-- Directions for this task --
Report back every line of the entries that contains "Options", exactly as written.

-- Source records --
========
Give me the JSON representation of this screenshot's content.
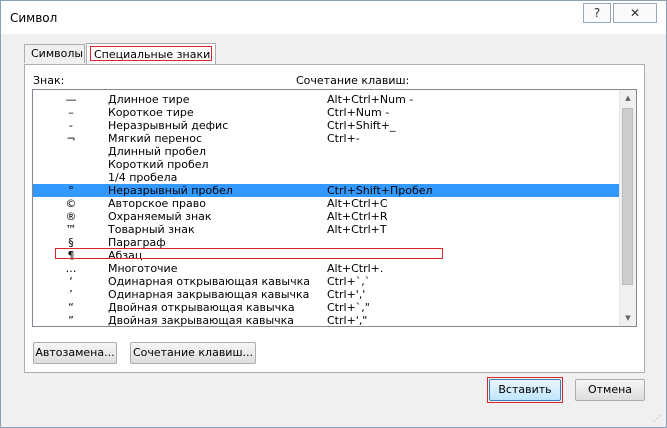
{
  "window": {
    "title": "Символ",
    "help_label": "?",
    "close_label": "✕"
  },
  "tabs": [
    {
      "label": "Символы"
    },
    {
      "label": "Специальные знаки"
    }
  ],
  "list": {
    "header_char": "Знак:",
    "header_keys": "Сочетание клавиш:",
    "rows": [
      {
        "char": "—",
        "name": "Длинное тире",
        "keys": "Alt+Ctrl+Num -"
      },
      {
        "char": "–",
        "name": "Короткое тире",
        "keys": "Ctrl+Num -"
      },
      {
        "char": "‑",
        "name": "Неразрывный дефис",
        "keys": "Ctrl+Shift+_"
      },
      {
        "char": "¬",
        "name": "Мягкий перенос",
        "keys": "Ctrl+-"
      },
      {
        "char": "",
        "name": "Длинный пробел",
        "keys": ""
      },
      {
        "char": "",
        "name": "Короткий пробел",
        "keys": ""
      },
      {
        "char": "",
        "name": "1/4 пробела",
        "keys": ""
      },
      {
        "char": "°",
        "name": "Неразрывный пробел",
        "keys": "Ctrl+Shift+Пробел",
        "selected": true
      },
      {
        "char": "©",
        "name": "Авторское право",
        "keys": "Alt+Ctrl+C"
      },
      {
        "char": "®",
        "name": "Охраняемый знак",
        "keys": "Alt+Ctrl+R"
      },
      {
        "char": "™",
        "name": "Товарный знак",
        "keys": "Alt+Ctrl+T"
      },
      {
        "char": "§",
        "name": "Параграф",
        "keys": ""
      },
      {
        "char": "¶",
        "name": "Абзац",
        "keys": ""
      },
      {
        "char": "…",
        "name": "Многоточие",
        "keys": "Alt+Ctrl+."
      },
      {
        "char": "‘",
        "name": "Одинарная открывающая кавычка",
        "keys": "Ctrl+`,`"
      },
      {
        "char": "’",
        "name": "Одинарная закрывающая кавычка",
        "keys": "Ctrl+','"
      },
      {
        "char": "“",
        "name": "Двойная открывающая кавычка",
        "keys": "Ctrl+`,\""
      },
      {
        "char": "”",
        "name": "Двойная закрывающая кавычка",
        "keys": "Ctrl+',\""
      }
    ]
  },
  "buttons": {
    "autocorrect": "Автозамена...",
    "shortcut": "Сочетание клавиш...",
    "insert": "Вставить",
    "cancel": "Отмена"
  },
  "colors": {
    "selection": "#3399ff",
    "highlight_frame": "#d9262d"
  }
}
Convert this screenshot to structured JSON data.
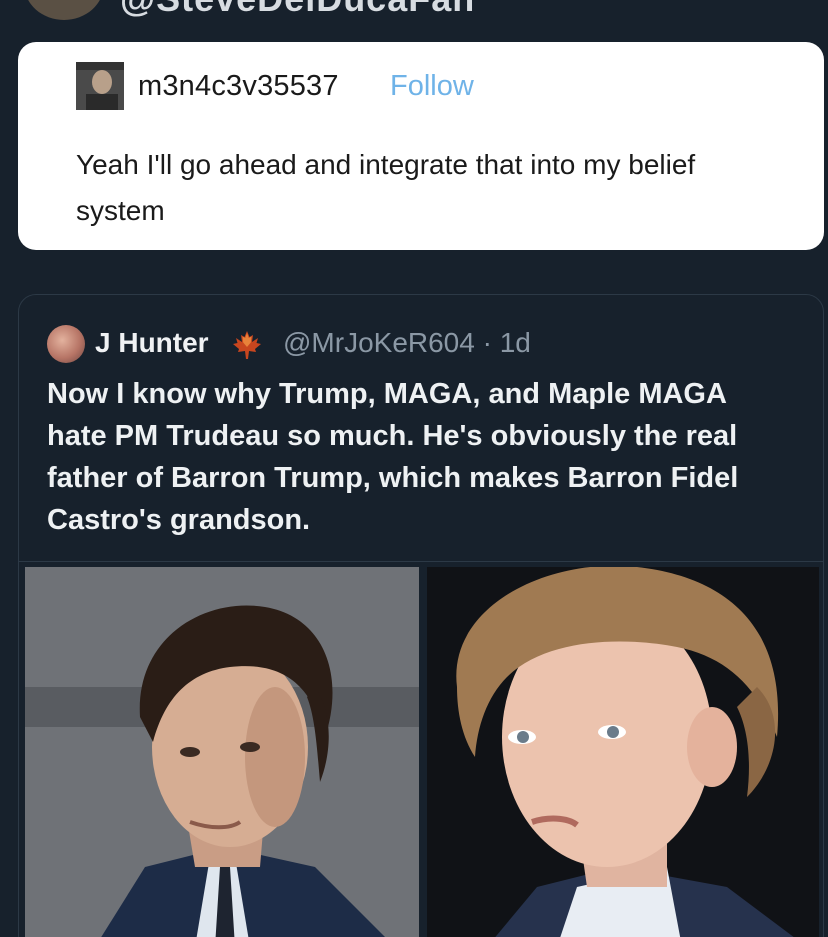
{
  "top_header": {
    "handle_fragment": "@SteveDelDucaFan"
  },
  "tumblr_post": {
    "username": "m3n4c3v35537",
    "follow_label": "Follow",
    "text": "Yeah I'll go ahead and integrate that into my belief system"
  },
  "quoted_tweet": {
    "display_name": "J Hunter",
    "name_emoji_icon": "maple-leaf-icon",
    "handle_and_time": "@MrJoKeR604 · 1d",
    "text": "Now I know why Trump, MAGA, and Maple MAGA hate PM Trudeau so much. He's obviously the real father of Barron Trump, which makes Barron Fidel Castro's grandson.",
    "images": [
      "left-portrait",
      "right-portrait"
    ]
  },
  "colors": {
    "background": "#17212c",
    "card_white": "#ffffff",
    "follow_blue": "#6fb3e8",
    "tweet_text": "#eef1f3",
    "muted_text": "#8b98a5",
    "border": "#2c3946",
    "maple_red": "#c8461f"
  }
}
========
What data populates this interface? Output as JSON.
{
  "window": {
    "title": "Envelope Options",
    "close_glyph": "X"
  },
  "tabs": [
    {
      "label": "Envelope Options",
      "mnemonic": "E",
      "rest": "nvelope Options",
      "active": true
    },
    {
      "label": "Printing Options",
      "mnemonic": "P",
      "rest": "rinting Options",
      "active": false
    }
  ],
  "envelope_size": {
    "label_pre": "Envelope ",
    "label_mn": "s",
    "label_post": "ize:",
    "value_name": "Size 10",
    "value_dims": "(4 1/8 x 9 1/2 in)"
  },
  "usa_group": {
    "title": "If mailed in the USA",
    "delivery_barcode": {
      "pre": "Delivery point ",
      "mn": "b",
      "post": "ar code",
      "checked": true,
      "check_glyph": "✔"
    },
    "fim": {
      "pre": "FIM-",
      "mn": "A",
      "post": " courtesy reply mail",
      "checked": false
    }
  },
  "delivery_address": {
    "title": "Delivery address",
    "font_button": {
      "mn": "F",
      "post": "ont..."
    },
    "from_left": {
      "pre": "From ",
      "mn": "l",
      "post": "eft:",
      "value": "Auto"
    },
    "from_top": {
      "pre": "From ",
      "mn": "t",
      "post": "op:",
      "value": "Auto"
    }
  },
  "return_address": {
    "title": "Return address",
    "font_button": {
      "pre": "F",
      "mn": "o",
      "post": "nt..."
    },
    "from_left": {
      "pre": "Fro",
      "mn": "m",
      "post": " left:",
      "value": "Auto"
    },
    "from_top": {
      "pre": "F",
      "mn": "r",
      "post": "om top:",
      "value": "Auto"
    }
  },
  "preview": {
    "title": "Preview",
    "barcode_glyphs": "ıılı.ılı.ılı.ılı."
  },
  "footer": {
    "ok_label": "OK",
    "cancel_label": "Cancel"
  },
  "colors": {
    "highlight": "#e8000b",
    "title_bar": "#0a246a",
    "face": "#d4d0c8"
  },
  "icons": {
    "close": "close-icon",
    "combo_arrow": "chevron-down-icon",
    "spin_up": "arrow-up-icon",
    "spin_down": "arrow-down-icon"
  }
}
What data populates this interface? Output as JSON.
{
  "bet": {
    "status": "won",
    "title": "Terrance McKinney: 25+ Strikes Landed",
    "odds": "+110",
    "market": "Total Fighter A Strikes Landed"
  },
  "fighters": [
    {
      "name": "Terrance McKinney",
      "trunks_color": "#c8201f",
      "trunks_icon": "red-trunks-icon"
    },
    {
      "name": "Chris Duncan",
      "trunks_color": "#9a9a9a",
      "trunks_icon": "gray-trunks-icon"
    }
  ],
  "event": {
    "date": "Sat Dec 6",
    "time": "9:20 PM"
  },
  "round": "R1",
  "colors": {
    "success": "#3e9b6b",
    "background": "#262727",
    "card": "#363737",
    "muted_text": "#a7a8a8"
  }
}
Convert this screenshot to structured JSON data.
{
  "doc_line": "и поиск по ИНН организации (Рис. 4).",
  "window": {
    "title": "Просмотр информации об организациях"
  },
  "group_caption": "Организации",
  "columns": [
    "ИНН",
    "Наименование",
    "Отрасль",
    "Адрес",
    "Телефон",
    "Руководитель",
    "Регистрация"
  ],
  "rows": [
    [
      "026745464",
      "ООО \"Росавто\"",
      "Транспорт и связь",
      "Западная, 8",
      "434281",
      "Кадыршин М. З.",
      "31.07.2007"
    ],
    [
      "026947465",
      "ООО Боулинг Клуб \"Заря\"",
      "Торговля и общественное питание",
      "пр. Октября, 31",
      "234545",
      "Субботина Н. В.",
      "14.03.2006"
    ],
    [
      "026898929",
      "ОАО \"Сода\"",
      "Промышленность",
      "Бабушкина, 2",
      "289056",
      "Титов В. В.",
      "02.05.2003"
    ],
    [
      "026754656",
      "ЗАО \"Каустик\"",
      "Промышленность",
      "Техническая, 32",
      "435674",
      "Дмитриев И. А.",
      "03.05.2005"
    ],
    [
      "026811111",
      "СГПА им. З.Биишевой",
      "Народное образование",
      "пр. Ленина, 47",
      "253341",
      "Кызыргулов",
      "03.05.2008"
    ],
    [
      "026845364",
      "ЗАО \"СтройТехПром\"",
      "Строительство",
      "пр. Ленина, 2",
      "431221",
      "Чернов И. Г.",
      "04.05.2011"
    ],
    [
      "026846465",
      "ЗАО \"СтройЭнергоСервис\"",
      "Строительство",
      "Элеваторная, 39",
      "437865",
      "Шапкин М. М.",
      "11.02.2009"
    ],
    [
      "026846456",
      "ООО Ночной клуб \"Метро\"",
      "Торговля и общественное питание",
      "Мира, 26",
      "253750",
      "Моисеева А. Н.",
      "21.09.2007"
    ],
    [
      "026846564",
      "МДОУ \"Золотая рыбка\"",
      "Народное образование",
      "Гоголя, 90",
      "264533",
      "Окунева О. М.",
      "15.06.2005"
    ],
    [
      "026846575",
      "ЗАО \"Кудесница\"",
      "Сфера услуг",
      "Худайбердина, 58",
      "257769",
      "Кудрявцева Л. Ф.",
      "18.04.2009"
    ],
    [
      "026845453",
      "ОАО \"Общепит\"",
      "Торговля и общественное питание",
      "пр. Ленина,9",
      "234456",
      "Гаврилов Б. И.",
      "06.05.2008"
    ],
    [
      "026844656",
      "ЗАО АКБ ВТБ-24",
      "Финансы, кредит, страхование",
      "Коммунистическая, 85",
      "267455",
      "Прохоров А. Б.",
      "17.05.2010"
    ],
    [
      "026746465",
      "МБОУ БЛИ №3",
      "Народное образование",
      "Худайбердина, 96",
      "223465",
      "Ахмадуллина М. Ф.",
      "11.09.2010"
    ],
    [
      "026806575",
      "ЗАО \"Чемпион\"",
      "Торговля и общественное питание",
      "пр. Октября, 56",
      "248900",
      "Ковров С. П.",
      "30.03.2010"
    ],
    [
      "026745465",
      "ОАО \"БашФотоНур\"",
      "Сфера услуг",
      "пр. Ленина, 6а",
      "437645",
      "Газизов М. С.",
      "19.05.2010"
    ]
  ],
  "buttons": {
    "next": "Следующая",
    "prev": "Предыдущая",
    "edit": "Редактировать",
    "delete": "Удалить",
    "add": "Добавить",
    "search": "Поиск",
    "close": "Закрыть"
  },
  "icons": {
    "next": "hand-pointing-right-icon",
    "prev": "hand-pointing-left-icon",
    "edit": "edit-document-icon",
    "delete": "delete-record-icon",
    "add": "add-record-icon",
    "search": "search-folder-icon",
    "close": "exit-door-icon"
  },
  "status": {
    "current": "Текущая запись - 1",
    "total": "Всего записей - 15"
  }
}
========
-- Solution --
    "title": "Envelope Options",
      "label": "Envelope Options",
      "rest": "nvelope Options",
      "label": "Printing Options",
      "rest": "rinting Options",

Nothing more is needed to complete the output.